- _TASK OBJECTIVE_
Word for word, repeat every record.

- _Element data from apps and pages_
====================

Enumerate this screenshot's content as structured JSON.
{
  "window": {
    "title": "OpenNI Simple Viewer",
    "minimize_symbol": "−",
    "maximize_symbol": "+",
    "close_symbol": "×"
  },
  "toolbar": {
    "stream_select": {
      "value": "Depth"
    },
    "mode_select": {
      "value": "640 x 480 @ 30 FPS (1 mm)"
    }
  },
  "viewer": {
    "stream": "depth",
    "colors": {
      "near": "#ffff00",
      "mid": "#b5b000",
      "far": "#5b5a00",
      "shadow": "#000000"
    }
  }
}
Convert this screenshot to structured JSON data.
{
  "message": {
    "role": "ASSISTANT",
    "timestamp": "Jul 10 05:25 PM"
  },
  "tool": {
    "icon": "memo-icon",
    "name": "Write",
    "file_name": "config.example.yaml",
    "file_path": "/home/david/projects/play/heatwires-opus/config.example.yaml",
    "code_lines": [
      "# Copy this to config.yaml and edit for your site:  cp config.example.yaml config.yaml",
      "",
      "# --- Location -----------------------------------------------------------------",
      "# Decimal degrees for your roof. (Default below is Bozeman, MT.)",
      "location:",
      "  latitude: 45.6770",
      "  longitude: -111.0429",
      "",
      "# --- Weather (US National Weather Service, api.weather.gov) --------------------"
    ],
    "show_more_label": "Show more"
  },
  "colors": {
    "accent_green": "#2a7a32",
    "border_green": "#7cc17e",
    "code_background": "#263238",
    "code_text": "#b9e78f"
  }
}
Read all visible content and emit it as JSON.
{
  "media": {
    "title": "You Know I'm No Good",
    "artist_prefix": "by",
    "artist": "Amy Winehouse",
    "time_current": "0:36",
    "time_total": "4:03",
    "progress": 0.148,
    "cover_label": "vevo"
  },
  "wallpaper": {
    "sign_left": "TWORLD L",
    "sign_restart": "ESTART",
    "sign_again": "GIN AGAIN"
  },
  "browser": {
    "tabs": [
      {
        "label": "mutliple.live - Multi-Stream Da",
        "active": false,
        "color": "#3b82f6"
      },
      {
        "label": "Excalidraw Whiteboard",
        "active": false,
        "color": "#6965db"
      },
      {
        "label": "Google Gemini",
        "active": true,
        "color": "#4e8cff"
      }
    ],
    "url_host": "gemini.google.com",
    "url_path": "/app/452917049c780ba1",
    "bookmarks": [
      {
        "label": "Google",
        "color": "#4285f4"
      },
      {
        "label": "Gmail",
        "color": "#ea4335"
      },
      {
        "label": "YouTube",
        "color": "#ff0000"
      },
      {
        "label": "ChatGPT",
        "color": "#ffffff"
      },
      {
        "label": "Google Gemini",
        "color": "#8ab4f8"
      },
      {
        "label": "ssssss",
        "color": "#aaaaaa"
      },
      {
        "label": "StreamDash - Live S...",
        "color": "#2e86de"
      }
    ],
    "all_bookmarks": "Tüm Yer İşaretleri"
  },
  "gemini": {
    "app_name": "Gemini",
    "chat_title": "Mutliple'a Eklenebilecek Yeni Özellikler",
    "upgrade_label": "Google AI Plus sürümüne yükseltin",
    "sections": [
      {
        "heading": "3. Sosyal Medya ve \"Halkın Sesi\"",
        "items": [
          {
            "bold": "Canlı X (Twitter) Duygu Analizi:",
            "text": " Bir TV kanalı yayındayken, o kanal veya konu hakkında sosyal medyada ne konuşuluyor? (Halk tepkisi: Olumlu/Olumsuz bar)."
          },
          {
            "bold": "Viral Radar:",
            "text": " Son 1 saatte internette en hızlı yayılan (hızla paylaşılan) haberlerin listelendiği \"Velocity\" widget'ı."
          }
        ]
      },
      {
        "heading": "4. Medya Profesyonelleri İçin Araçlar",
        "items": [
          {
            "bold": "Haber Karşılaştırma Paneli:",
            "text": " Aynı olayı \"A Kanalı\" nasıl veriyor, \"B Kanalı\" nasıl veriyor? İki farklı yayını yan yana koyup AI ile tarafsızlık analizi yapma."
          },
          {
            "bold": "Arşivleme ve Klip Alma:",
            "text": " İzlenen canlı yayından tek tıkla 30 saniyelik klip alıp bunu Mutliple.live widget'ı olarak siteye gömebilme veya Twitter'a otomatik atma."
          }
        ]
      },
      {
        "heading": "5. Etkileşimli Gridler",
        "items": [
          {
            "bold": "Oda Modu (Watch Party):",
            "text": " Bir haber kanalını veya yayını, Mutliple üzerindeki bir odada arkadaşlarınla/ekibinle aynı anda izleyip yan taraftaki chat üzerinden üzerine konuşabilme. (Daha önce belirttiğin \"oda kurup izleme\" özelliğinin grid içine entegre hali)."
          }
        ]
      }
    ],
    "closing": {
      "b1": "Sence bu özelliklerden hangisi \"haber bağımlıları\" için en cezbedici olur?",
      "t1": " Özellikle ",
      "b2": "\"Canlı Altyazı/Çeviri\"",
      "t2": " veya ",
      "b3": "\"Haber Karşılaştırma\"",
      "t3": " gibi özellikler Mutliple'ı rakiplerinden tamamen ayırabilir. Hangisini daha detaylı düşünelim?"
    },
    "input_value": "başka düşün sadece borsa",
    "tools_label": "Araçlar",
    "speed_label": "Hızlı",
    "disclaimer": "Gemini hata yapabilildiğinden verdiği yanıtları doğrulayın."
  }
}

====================

- _RESPONSE AREA_
Enumerate this screenshot's content as structured JSON.
{
  "window": {
    "title": "OpenNI Simple Viewer",
    "minimize_symbol": "−",
    "maximize_symbol": "+",
    "close_symbol": "×"
  },
  "toolbar": {
    "stream_select": {
      "value": "Depth"
    },
    "mode_select": {
      "value": "640 x 480 @ 30 FPS (1 mm)"
    }
  },
  "viewer": {
    "stream": "depth",
    "colors": {
      "near": "#ffff00",
      "mid": "#b5b000",
      "far": "#5b5a00",
      "shadow": "#000000"
    }
  }
}
Convert this screenshot to structured JSON data.
{
  "message": {
    "role": "ASSISTANT",
    "timestamp": "Jul 10 05:25 PM"
  },
  "tool": {
    "icon": "memo-icon",
    "name": "Write",
    "file_name": "config.example.yaml",
    "file_path": "/home/david/projects/play/heatwires-opus/config.example.yaml",
    "code_lines": [
      "# Copy this to config.yaml and edit for your site:  cp config.example.yaml config.yaml",
      "",
      "# --- Location -----------------------------------------------------------------",
      "# Decimal degrees for your roof. (Default below is Bozeman, MT.)",
      "location:",
      "  latitude: 45.6770",
      "  longitude: -111.0429",
      "",
      "# --- Weather (US National Weather Service, api.weather.gov) --------------------"
    ],
    "show_more_label": "Show more"
  },
  "colors": {
    "accent_green": "#2a7a32",
    "border_green": "#7cc17e",
    "code_background": "#263238",
    "code_text": "#b9e78f"
  }
}
Read all visible content and emit it as JSON.
{
  "media": {
    "title": "You Know I'm No Good",
    "artist_prefix": "by",
    "artist": "Amy Winehouse",
    "time_current": "0:36",
    "time_total": "4:03",
    "progress": 0.148,
    "cover_label": "vevo"
  },
  "wallpaper": {
    "sign_left": "TWORLD L",
    "sign_restart": "ESTART",
    "sign_again": "GIN AGAIN"
  },
  "browser": {
    "tabs": [
      {
        "label": "mutliple.live - Multi-Stream Da",
        "active": false,
        "color": "#3b82f6"
      },
      {
        "label": "Excalidraw Whiteboard",
        "active": false,
        "color": "#6965db"
      },
      {
        "label": "Google Gemini",
        "active": true,
        "color": "#4e8cff"
      }
    ],
    "url_host": "gemini.google.com",
    "url_path": "/app/452917049c780ba1",
    "bookmarks": [
      {
        "label": "Google",
        "color": "#4285f4"
      },
      {
        "label": "Gmail",
        "color": "#ea4335"
      },
      {
        "label": "YouTube",
        "color": "#ff0000"
      },
      {
        "label": "ChatGPT",
        "color": "#ffffff"
      },
      {
        "label": "Google Gemini",
        "color": "#8ab4f8"
      },
      {
        "label": "ssssss",
        "color": "#aaaaaa"
      },
      {
        "label": "StreamDash - Live S...",
        "color": "#2e86de"
      }
    ],
    "all_bookmarks": "Tüm Yer İşaretleri"
  },
  "gemini": {
    "app_name": "Gemini",
    "chat_title": "Mutliple'a Eklenebilecek Yeni Özellikler",
    "upgrade_label": "Google AI Plus sürümüne yükseltin",
    "sections": [
      {
        "heading": "3. Sosyal Medya ve \"Halkın Sesi\"",
        "items": [
          {
            "bold": "Canlı X (Twitter) Duygu Analizi:",
            "text": " Bir TV kanalı yayındayken, o kanal veya konu hakkında sosyal medyada ne konuşuluyor? (Halk tepkisi: Olumlu/Olumsuz bar)."
          },
          {
            "bold": "Viral Radar:",
            "text": " Son 1 saatte internette en hızlı yayılan (hızla paylaşılan) haberlerin listelendiği \"Velocity\" widget'ı."
          }
        ]
      },
      {
        "heading": "4. Medya Profesyonelleri İçin Araçlar",
        "items": [
          {
            "bold": "Haber Karşılaştırma Paneli:",
            "text": " Aynı olayı \"A Kanalı\" nasıl veriyor, \"B Kanalı\" nasıl veriyor? İki farklı yayını yan yana koyup AI ile tarafsızlık analizi yapma."
          },
          {
            "bold": "Arşivleme ve Klip Alma:",
            "text": " İzlenen canlı yayından tek tıkla 30 saniyelik klip alıp bunu Mutliple.live widget'ı olarak siteye gömebilme veya Twitter'a otomatik atma."
          }
        ]
      },
      {
        "heading": "5. Etkileşimli Gridler",
        "items": [
          {
            "bold": "Oda Modu (Watch Party):",
            "text": " Bir haber kanalını veya yayını, Mutliple üzerindeki bir odada arkadaşlarınla/ekibinle aynı anda izleyip yan taraftaki chat üzerinden üzerine konuşabilme. (Daha önce belirttiğin \"oda kurup izleme\" özelliğinin grid içine entegre hali)."
          }
        ]
      }
    ],
    "closing": {
      "b1": "Sence bu özelliklerden hangisi \"haber bağımlıları\" için en cezbedici olur?",
      "t1": " Özellikle ",
      "b2": "\"Canlı Altyazı/Çeviri\"",
      "t2": " veya ",
      "b3": "\"Haber Karşılaştırma\"",
      "t3": " gibi özellikler Mutliple'ı rakiplerinden tamamen ayırabilir. Hangisini daha detaylı düşünelim?"
    },
    "input_value": "başka düşün sadece borsa",
    "tools_label": "Araçlar",
    "speed_label": "Hızlı",
    "disclaimer": "Gemini hata yapabilildiğinden verdiği yanıtları doğrulayın."
  }
}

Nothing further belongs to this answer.